Muḥammad

Authored by: Stephen J. Shoemaker

Routledge Handbook on Early Islam

Print publication date:  August  2017
Online publication date:  August  2017

Print ISBN: 9781138821187
eBook ISBN: 9781315743462
Adobe ISBN:

10.4324/9781315743462.ch4

 Download Chapter

 

Abstract

In the span of just over a century and a half, Muḥammad has gone from being a figure who was “born in the full light of history” to almost a complete cipher. This did not happen without a struggle, however, as many leading authorities on formative Islam have persistently sought to validate the historical worth of Muḥammad’s traditional Islamic biographies for reconstructing the earliest history of Islam. Even today a handful of scholars continue to labor intensively to prevent Muḥammad from completely vanishing in what amounts to a near total epistemological collapse regarding the beginnings of Islam. The sources themselves are at least partly to blame for this lingering confidence: the surfeit of information that they offer can be intoxicating for historians eager to know more about the past. Thus the New Testament scholar Ernest Renan boasted that it was possible to “follow year by year the fluctuations of [Muḥammad’s] thoughts, his contradictions, his weaknesses” (Renan 1851: 1025; Renan 2000: 129). Yet alongside of Renan’s credulity a more critical perspective was simultaneously beginning to emerge, particularly in the work of Gustav Weil, whose contribution to the foundation of early Islamic studies is not always appreciated as much as it should be. For instance, Theodor Nöldeke’s prize-winning dissertation on the Qurʾān owes a substantial debt to Weil’s earlier work on the topic, yet one imagines that Weil’s Jewish heritage has much to do with the fact that Nöldeke, rather than he, is remembered as the great father of Qurʾānic studies. 1 Weil also published path-breaking studies on Muḥammad’s early biographies and the early Islamic historical tradition, along with a translation of Ibn Hishām’s important early biography of Muḥammad (Weil 1843, 1846–1851, 1864). With these works Weil, perhaps more than any other figure, laid the foundations for future critical study of Muḥammad and Islamic origins.

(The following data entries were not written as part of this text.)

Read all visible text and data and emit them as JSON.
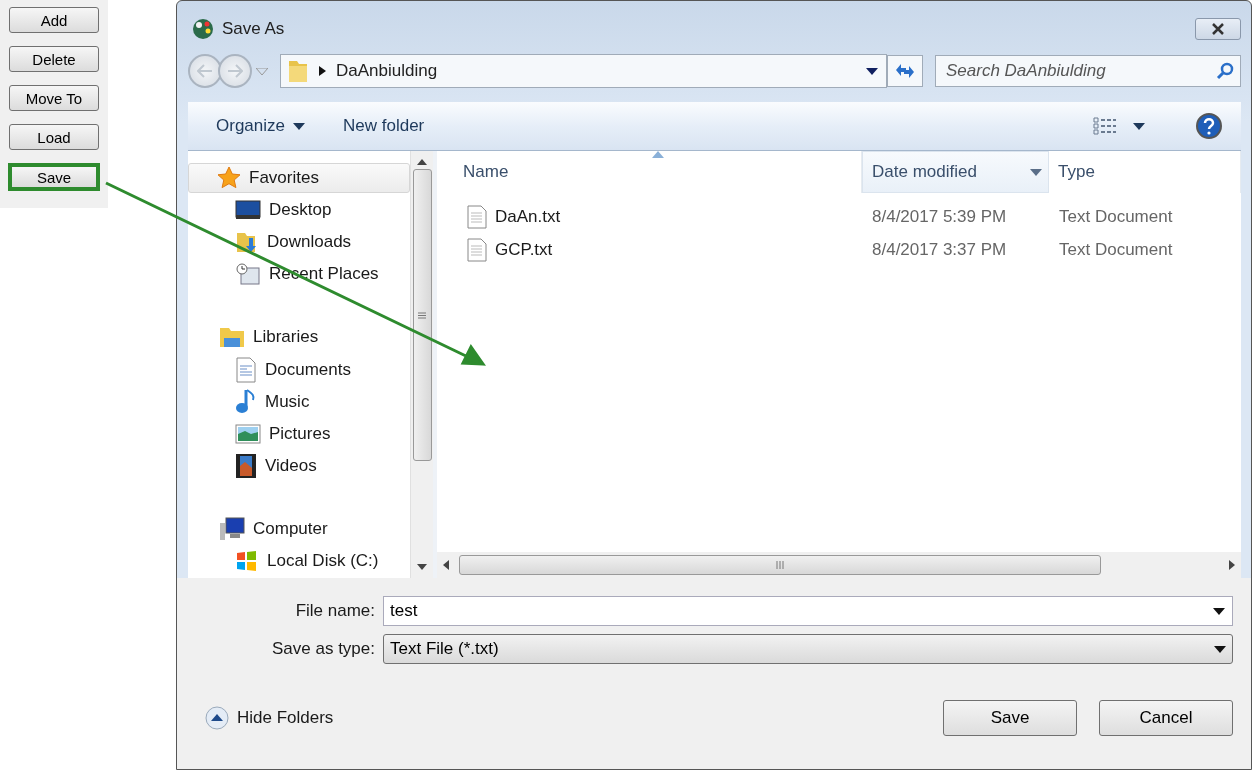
{
  "left_panel": {
    "buttons": [
      {
        "label": "Add",
        "highlighted": false
      },
      {
        "label": "Delete",
        "highlighted": false
      },
      {
        "label": "Move To",
        "highlighted": false
      },
      {
        "label": "Load",
        "highlighted": false
      },
      {
        "label": "Save",
        "highlighted": true
      }
    ]
  },
  "dialog": {
    "title": "Save As",
    "address": {
      "path": "DaAnbiulding"
    },
    "search": {
      "placeholder": "Search DaAnbiulding"
    },
    "toolbar": {
      "organize": "Organize",
      "new_folder": "New folder"
    },
    "nav_tree": [
      {
        "label": "Favorites",
        "selected": true,
        "children": [
          {
            "label": "Desktop",
            "selected": false
          },
          {
            "label": "Downloads",
            "selected": false
          },
          {
            "label": "Recent Places",
            "selected": false
          }
        ]
      },
      {
        "label": "Libraries",
        "selected": false,
        "children": [
          {
            "label": "Documents",
            "selected": false
          },
          {
            "label": "Music",
            "selected": false
          },
          {
            "label": "Pictures",
            "selected": false
          },
          {
            "label": "Videos",
            "selected": false
          }
        ]
      },
      {
        "label": "Computer",
        "selected": false,
        "children": [
          {
            "label": "Local Disk (C:)",
            "selected": false
          }
        ]
      }
    ],
    "columns": [
      {
        "label": "Name",
        "sorted": true,
        "highlighted": false
      },
      {
        "label": "Date modified",
        "sorted": false,
        "highlighted": true
      },
      {
        "label": "Type",
        "sorted": false,
        "highlighted": false
      }
    ],
    "files": [
      {
        "name": "DaAn.txt",
        "date": "8/4/2017 5:39 PM",
        "type": "Text Document"
      },
      {
        "name": "GCP.txt",
        "date": "8/4/2017 3:37 PM",
        "type": "Text Document"
      }
    ],
    "file_name": {
      "label": "File name:",
      "value": "test"
    },
    "save_type": {
      "label": "Save as type:",
      "value": "Text File (*.txt)"
    },
    "hide_folders": "Hide Folders",
    "buttons": [
      "Save",
      "Cancel"
    ]
  }
}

 Cite
Search for more...
Back to top

Use of cookies on this website

We are using cookies to provide statistics that help us give you the best experience of our site. You can find out more in our Privacy Policy. By continuing to use the site you are agreeing to our use of cookies.